━━━ STUDY MATERIAL ━━━

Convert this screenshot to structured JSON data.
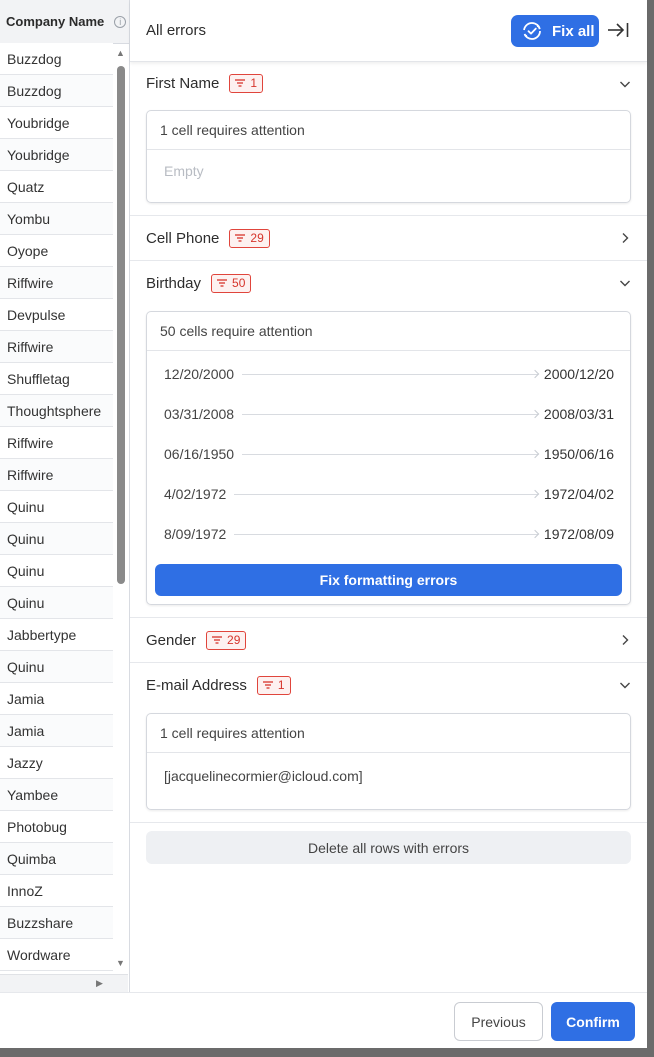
{
  "grid": {
    "header": "Company Name",
    "info_icon": "info-icon",
    "rows": [
      "Buzzdog",
      "Buzzdog",
      "Youbridge",
      "Youbridge",
      "Quatz",
      "Yombu",
      "Oyope",
      "Riffwire",
      "Devpulse",
      "Riffwire",
      "Shuffletag",
      "Thoughtsphere",
      "Riffwire",
      "Riffwire",
      "Quinu",
      "Quinu",
      "Quinu",
      "Quinu",
      "Jabbertype",
      "Quinu",
      "Jamia",
      "Jamia",
      "Jazzy",
      "Yambee",
      "Photobug",
      "Quimba",
      "InnoZ",
      "Buzzshare",
      "Wordware"
    ]
  },
  "panel": {
    "title": "All errors",
    "fix_all_label": "Fix all",
    "sections": {
      "first_name": {
        "name": "First Name",
        "count": "1",
        "attention": "1 cell requires attention",
        "value": "Empty"
      },
      "cell_phone": {
        "name": "Cell Phone",
        "count": "29"
      },
      "birthday": {
        "name": "Birthday",
        "count": "50",
        "attention": "50 cells require attention",
        "fixes": [
          {
            "from": "12/20/2000",
            "to": "2000/12/20"
          },
          {
            "from": "03/31/2008",
            "to": "2008/03/31"
          },
          {
            "from": "06/16/1950",
            "to": "1950/06/16"
          },
          {
            "from": "4/02/1972",
            "to": "1972/04/02"
          },
          {
            "from": "8/09/1972",
            "to": "1972/08/09"
          }
        ],
        "fix_button": "Fix formatting errors"
      },
      "gender": {
        "name": "Gender",
        "count": "29"
      },
      "email": {
        "name": "E-mail Address",
        "count": "1",
        "attention": "1 cell requires attention",
        "value": "[jacquelinecormier@icloud.com]"
      }
    },
    "delete_rows_label": "Delete all rows with errors"
  },
  "footer": {
    "previous_label": "Previous",
    "confirm_label": "Confirm"
  },
  "colors": {
    "accent": "#2f6fe4",
    "error": "#d6352c"
  }
}
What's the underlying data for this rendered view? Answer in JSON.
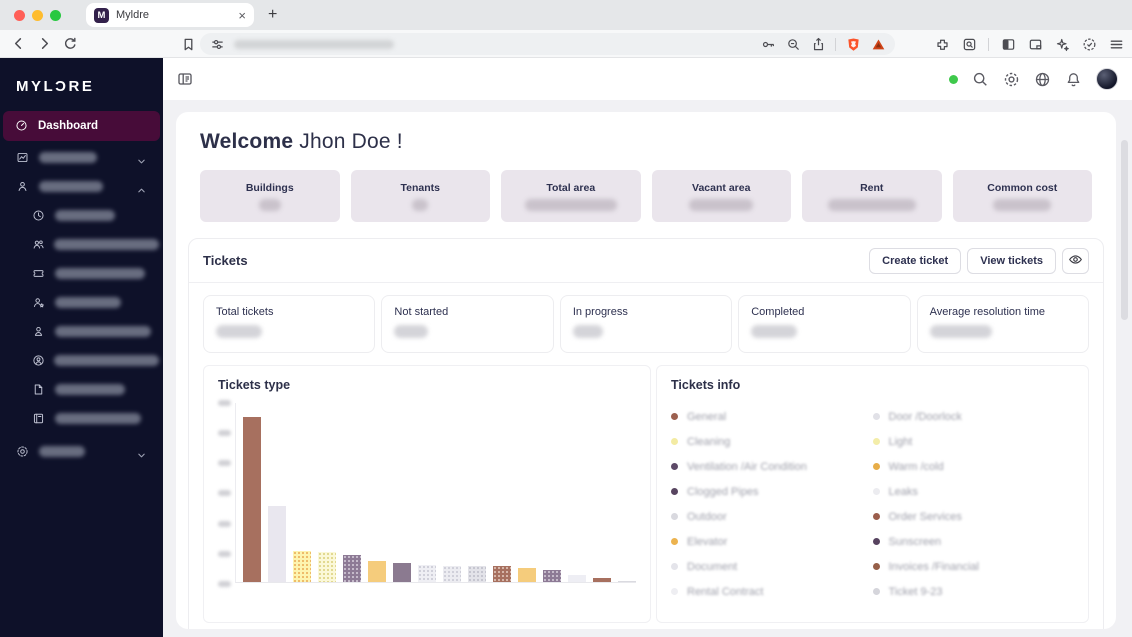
{
  "browser": {
    "tab_title": "Myldre",
    "favicon_letter": "M",
    "close_tab": "×",
    "new_tab": "+",
    "url_redacted": true,
    "traffic_light_colors": [
      "#ff5f57",
      "#febc2e",
      "#28c840"
    ],
    "toolbar_icon_names": [
      "back-icon",
      "forward-icon",
      "reload-icon",
      "bookmark-icon",
      "tune-icon",
      "key-icon",
      "zoom-out-icon",
      "share-icon",
      "brave-shield-icon",
      "brave-rewards-icon",
      "extensions-icon",
      "search-tabs-icon",
      "sidebar-toggle-icon",
      "wallet-icon",
      "leo-sparkle-icon",
      "vpn-shield-icon",
      "menu-icon"
    ]
  },
  "sidebar": {
    "logo": "MYLƆRE",
    "items": [
      {
        "id": "dashboard",
        "label": "Dashboard",
        "icon": "dashboard-icon",
        "active": true
      },
      {
        "id": "redacted-group-1",
        "redacted": true,
        "icon": "chart-image-icon",
        "chevron": "down",
        "blob_width": 58,
        "indent": 0
      },
      {
        "id": "redacted-group-2",
        "redacted": true,
        "icon": "person-icon",
        "chevron": "up",
        "blob_width": 64,
        "indent": 0
      },
      {
        "id": "redacted-sub-1",
        "redacted": true,
        "icon": "clock-icon",
        "blob_width": 60,
        "indent": 1
      },
      {
        "id": "redacted-sub-2",
        "redacted": true,
        "icon": "users-icon",
        "blob_width": 112,
        "indent": 1
      },
      {
        "id": "redacted-sub-3",
        "redacted": true,
        "icon": "ticket-icon",
        "blob_width": 90,
        "indent": 1
      },
      {
        "id": "redacted-sub-4",
        "redacted": true,
        "icon": "person-star-icon",
        "blob_width": 66,
        "indent": 1
      },
      {
        "id": "redacted-sub-5",
        "redacted": true,
        "icon": "person-outline-icon",
        "blob_width": 96,
        "indent": 1
      },
      {
        "id": "redacted-sub-6",
        "redacted": true,
        "icon": "person-circle-icon",
        "blob_width": 116,
        "indent": 1
      },
      {
        "id": "redacted-sub-7",
        "redacted": true,
        "icon": "document-icon",
        "blob_width": 70,
        "indent": 1
      },
      {
        "id": "redacted-sub-8",
        "redacted": true,
        "icon": "book-icon",
        "blob_width": 86,
        "indent": 1
      },
      {
        "id": "settings",
        "redacted": true,
        "icon": "gear-icon",
        "chevron": "down",
        "blob_width": 46,
        "indent": 0,
        "gap_before": true
      }
    ]
  },
  "topbar": {
    "status_color": "#3fc94c",
    "icon_names": [
      "search-icon",
      "gear-icon",
      "globe-icon",
      "bell-icon",
      "avatar"
    ]
  },
  "main": {
    "welcome_bold": "Welcome",
    "welcome_rest": " Jhon Doe !",
    "summary_cards": [
      {
        "title": "Buildings",
        "value_redacted": true,
        "blob_width": 22
      },
      {
        "title": "Tenants",
        "value_redacted": true,
        "blob_width": 16
      },
      {
        "title": "Total area",
        "value_redacted": true,
        "blob_width": 92
      },
      {
        "title": "Vacant area",
        "value_redacted": true,
        "blob_width": 64
      },
      {
        "title": "Rent",
        "value_redacted": true,
        "blob_width": 88
      },
      {
        "title": "Common cost",
        "value_redacted": true,
        "blob_width": 58
      }
    ],
    "tickets": {
      "title": "Tickets",
      "create_button": "Create ticket",
      "view_button": "View tickets",
      "stat_cards": [
        {
          "title": "Total tickets",
          "value_redacted": true,
          "blob_width": 46
        },
        {
          "title": "Not started",
          "value_redacted": true,
          "blob_width": 34
        },
        {
          "title": "In progress",
          "value_redacted": true,
          "blob_width": 30
        },
        {
          "title": "Completed",
          "value_redacted": true,
          "blob_width": 46
        },
        {
          "title": "Average resolution time",
          "value_redacted": true,
          "blob_width": 62
        }
      ],
      "chart_title": "Tickets type",
      "legend_title": "Tickets info"
    }
  },
  "chart_data": {
    "type": "bar",
    "title": "Tickets type",
    "y_axis": {
      "min": 0,
      "max": 600,
      "step": 100,
      "tick_labels_redacted": true
    },
    "grid": false,
    "bars": [
      {
        "value": 550,
        "color": "#a7705f"
      },
      {
        "value": 255,
        "color": "#e9e7ef"
      },
      {
        "value": 105,
        "color": "#fdf4b0",
        "dot": "#e9aa52"
      },
      {
        "value": 100,
        "color": "#fbf8d8",
        "dot": "#d9cf79"
      },
      {
        "value": 90,
        "color": "#8d7a95",
        "dot": "#d8d0dc"
      },
      {
        "value": 70,
        "color": "#f5cc7c"
      },
      {
        "value": 62,
        "color": "#8b7a90"
      },
      {
        "value": 58,
        "color": "#efeff4",
        "dot": "#c6c6d2"
      },
      {
        "value": 55,
        "color": "#ececf1",
        "dot": "#c6c6d2"
      },
      {
        "value": 52,
        "color": "#e3e3e9",
        "dot": "#bcbcc8"
      },
      {
        "value": 55,
        "color": "#a7705f",
        "dot": "#e6cdc2"
      },
      {
        "value": 48,
        "color": "#f5cc7c"
      },
      {
        "value": 40,
        "color": "#8d7a95",
        "dot": "#d8d0dc"
      },
      {
        "value": 22,
        "color": "#eeeef4"
      },
      {
        "value": 12,
        "color": "#a7705f"
      },
      {
        "value": 3,
        "color": "#dadae0"
      }
    ],
    "legend": {
      "title": "Tickets info",
      "text_blurred": true,
      "columns": [
        [
          {
            "label": "General",
            "color": "#9c604f"
          },
          {
            "label": "Cleaning",
            "color": "#f3eba3"
          },
          {
            "label": "Ventilation /Air Condition",
            "color": "#5d4a68"
          },
          {
            "label": "Clogged Pipes",
            "color": "#584560"
          },
          {
            "label": "Outdoor",
            "color": "#d9d9df"
          },
          {
            "label": "Elevator",
            "color": "#ecb34f"
          },
          {
            "label": "Document",
            "color": "#e4e4ea"
          },
          {
            "label": "Rental Contract",
            "color": "#eeeef2"
          }
        ],
        [
          {
            "label": "Door /Doorlock",
            "color": "#e1e1e7"
          },
          {
            "label": "Light",
            "color": "#f3eda9"
          },
          {
            "label": "Warm /cold",
            "color": "#e7ad48"
          },
          {
            "label": "Leaks",
            "color": "#ececf0"
          },
          {
            "label": "Order Services",
            "color": "#9b5e4c"
          },
          {
            "label": "Sunscreen",
            "color": "#57435f"
          },
          {
            "label": "Invoices /Financial",
            "color": "#965f49"
          },
          {
            "label": "Ticket 9-23",
            "color": "#d5d5db"
          }
        ]
      ]
    }
  }
}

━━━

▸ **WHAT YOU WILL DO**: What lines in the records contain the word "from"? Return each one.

▸ **RESULT FOR THIS TASK**:
            "from": "12/20/2000",
            "from": "03/31/2008",
            "from": "06/16/1950",
            "from": "4/02/1972",
            "from": "8/09/1972",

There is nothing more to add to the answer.